Hiring For IT Positions Has Become Increasingly Competitive
As the trio examined the ways in which the workforce continues to change, McRaith noted that competition for attracting candidates and hiring employees has become increasingly stiff.
“Competition for talent is incredibly intense,” she said. “For one thing, you are facing a record number of roles posted, particularly for technology roles. And then we have 1 million women missing from the workforce today. We also had the ‘Great Resignation.’” All of these factors have combined to create a hypercompetitive hiring situation for organizations seeking highly skilled IT professionals, she said.
“We think about the specialists or specific skills, but employers across industries and across geographies are having to dig deeper to hire and retain talent,” McRaith said.
Employee Expectations Have Shifted in Recent Years
Another factor affecting the recruiting and hiring process is a distinct change in the expectations of candidates applying for jobs. “You think about your employee value proposition and how we speak to our candidates through this employee value proposition. We’re seeing companies having to rejigger or reshape that, knowing that three things are really, really critical for candidates and for your employees today.”
The first expectation McRaith listed was flexibility. “Flexibility is absolutely a must-have. We should think about it in terms of radical flexibility.” Prior to the pandemic, many employers were focused on where their employees were working, and for most of them, that was in the office. “But now we’re really going to look at three things: what they work on, who they work with and how much they work. Those are the things that candidates are really questioning as they go for jobs.”
McRaith also pointed out that employees expect their employers to care about their emotional and mental well-being in ways they didn’t before the pandemic. Candidates and employees now expect employers to be concerned about their well-being in three categories: emotional and mental well-being, financial well-being and physical well-being.
Financial Well-Being Requires Employee Development
Avery, director of business development at Focal Point, pointed to the difficulty many organizations are currently having with filling skilled IT positions. According to Avery, the industry is only filling 66% of open jobs.
One possible solution is internal development, Avery said. “We need to be thinking about all these jobs. We need to develop our people to build their next role here.

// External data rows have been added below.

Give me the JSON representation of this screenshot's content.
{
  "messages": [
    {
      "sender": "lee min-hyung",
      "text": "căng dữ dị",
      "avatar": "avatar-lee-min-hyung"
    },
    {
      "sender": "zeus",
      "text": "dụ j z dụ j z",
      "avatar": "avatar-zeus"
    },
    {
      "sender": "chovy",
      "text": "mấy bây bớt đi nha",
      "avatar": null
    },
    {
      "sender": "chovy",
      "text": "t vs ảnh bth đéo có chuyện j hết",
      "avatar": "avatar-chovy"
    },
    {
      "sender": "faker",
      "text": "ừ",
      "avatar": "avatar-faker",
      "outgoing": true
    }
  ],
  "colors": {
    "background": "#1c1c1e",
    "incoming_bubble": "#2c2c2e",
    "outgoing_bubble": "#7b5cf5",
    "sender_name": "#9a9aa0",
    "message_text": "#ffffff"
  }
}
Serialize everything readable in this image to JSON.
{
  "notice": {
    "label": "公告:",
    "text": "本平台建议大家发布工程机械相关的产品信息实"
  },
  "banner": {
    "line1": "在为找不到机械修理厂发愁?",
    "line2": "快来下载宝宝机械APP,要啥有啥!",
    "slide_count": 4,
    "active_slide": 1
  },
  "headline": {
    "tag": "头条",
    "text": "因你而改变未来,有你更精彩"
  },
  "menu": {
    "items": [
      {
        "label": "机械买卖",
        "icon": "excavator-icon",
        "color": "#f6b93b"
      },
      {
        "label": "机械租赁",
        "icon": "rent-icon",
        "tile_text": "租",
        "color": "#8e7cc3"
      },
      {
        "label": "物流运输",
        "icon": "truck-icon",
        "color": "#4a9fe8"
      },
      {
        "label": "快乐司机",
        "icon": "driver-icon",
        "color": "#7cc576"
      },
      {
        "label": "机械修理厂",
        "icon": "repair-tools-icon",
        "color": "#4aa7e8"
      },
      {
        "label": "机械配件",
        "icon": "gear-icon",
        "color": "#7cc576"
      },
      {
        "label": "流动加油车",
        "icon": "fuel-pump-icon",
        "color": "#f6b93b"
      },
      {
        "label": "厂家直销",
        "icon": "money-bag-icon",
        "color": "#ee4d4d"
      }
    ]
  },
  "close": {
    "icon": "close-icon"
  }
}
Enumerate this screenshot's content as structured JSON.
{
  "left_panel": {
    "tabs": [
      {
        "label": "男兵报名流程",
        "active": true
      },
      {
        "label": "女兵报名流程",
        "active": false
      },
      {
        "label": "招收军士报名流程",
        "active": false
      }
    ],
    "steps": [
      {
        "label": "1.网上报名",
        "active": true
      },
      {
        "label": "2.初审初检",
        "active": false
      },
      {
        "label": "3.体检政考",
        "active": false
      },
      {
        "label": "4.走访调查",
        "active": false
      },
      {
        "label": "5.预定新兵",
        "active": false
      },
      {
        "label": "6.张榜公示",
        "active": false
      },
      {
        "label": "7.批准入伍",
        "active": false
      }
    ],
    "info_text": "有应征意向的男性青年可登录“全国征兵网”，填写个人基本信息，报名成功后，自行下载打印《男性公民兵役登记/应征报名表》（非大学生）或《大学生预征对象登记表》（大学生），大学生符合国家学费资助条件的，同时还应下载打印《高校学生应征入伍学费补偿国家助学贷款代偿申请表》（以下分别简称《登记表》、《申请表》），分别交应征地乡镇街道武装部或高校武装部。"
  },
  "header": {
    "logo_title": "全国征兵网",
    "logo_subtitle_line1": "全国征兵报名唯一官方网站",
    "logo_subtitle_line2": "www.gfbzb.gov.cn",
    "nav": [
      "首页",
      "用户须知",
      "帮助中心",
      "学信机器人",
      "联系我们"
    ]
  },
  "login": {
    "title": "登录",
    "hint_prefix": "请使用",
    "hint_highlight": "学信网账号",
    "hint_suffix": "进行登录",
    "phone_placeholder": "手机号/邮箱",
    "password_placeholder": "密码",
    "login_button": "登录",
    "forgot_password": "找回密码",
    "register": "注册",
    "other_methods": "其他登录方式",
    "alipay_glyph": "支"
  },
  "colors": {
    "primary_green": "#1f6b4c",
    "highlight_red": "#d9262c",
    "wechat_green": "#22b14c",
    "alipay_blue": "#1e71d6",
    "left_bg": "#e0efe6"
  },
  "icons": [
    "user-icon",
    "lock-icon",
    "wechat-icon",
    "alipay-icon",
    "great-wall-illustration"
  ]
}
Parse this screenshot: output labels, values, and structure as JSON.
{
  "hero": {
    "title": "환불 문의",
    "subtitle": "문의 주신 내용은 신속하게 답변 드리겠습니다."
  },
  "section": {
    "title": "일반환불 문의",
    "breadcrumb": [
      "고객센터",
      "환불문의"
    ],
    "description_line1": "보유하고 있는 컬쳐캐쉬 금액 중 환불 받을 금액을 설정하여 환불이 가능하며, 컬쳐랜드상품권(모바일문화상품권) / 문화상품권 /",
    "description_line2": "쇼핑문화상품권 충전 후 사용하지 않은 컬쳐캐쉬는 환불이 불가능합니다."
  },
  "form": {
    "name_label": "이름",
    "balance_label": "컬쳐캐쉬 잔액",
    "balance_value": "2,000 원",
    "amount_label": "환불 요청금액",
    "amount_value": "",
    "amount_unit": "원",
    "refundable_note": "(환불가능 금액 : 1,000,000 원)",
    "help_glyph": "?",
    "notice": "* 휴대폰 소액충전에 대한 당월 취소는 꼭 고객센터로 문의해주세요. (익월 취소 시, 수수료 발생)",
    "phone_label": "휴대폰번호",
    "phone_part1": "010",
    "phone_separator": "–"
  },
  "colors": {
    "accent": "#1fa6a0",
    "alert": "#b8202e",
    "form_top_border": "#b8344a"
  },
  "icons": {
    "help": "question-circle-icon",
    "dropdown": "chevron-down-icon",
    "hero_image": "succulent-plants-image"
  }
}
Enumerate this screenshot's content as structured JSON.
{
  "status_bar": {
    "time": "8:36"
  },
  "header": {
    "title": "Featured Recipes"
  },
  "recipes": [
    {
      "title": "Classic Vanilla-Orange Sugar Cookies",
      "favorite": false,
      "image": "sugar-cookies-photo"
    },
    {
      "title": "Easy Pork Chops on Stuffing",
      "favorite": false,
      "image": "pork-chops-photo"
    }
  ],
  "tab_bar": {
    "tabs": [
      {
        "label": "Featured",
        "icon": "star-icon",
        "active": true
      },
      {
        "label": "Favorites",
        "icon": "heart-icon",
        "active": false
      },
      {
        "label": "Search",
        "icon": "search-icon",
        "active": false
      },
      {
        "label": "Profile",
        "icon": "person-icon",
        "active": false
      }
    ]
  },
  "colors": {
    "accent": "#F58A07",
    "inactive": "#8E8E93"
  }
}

What you have on hand today is your leadership of next year, because your next line up in security operations center management is your next network admin turning into your next network manager. That final thinking is the only way to really combat this, because it's only getting worse.”
“These numbers demand new answers, and those answers are really about building your own resources from the ground up,” he continued. “Once you have them, show them that they matter. Develop them. Maybe it’s not linear, maybe it’s not the exact next job on your org chart, maybe it’s over here somewhere.” Avery said that building skills through internal development will provide results faster than the hiring market can provide skilled outside candidates.
Pavliv, senior solutions architect at Focal Point, pointed to other problems going on in IT and cybersecurity employment. “Specifically, a lack of diversity is a really big problem right now,” he said. “When we talk about a lack of diversity, it’s not just race, gender, ethnicity; it’s a lack of diversity of experience, diversity of talent. All of those things are paramount to building a team that can think creatively and solve future challenges.”